- 240 g (8.5oz /1.9 cups) T45 French all-purpose/cake flour or plain (all-purpose) flour, sifted
- Using a stand mixer with a paddle beater (otherwise mix by hand with cold butter), mix the butter, sugar, vanilla and salt until pale and creamy.
- On low speed, gradually add the egg and flour and mix until combined. Half way during mixing, push the dough down the sides of the bowl and paddle with a spatula. Continue mixing just until the dough comes away from the sides of the bowl and stop.
- Form the dough into a ball. Wrap in cling film and chill in the fridge for an hour. Normally you will only need ⅔ of this dough quantity - either freeze the rest or keep it chilled for up to 3 days.
- Remove from the fridge and after 5 minutes (as easier to work with), roll out the pastry to 3-4mm (⅛ inch) thickness on a lightly floured surface. When completely rolled out about 3cm (about an inch) bigger than the tart tin/ring, transfer the dough by rolling around the pastry roller and cover the tart tin. If using a tart ring, place the ring on baking paper or a silicone mat.

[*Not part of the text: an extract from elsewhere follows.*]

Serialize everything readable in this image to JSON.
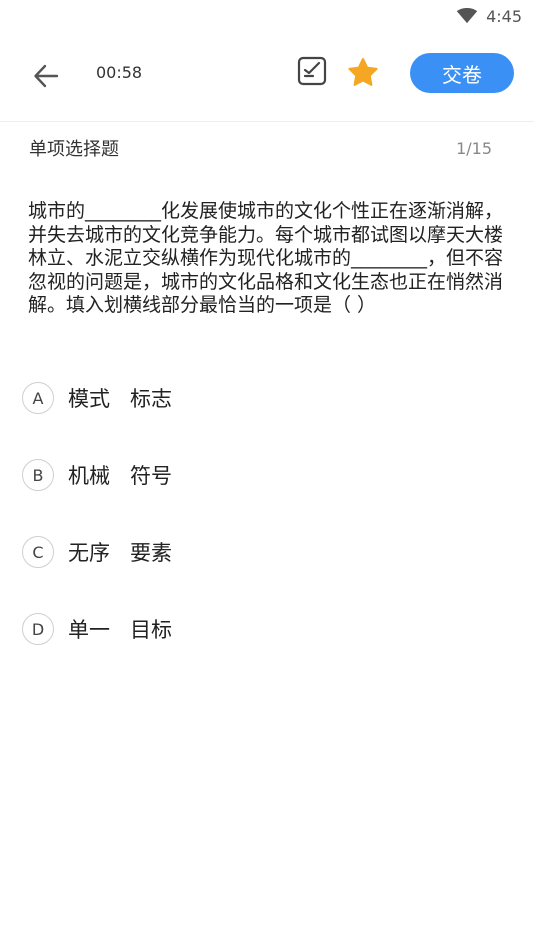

- Press well into the tart tin or ring, leaving no air holes around the edges. Trim off excess pastry by rolling over the edges with the rolling pin. Prick evenly with a fork.Leave to set in the fridge uncovered in the tin/ring for at least 20 minutes. Preheat the oven to 180°C/160°C fan/Gas 4/360°F.
- Blind bake (top with baking parchment and baking beans - see NOTES) for 15 minutes. Remove baking paper and beans.
- Bake uncovered for a further 5-10 minutes or until the pastry is golden. This step may be optional, depending on the recipe filling's instructions (such as this almond rum tart, which stays in the tin and is baked further with the filling in it).
- Leave to cool for about 5 minutes then remove from the tart tin/ring. Set aside on a wire rack to cool completely before filling.
This recipe was first published in my book, Teatime in Paris: A Walk Through Easy French Pâtisserie Recipes, published 2015 by Waverley Books.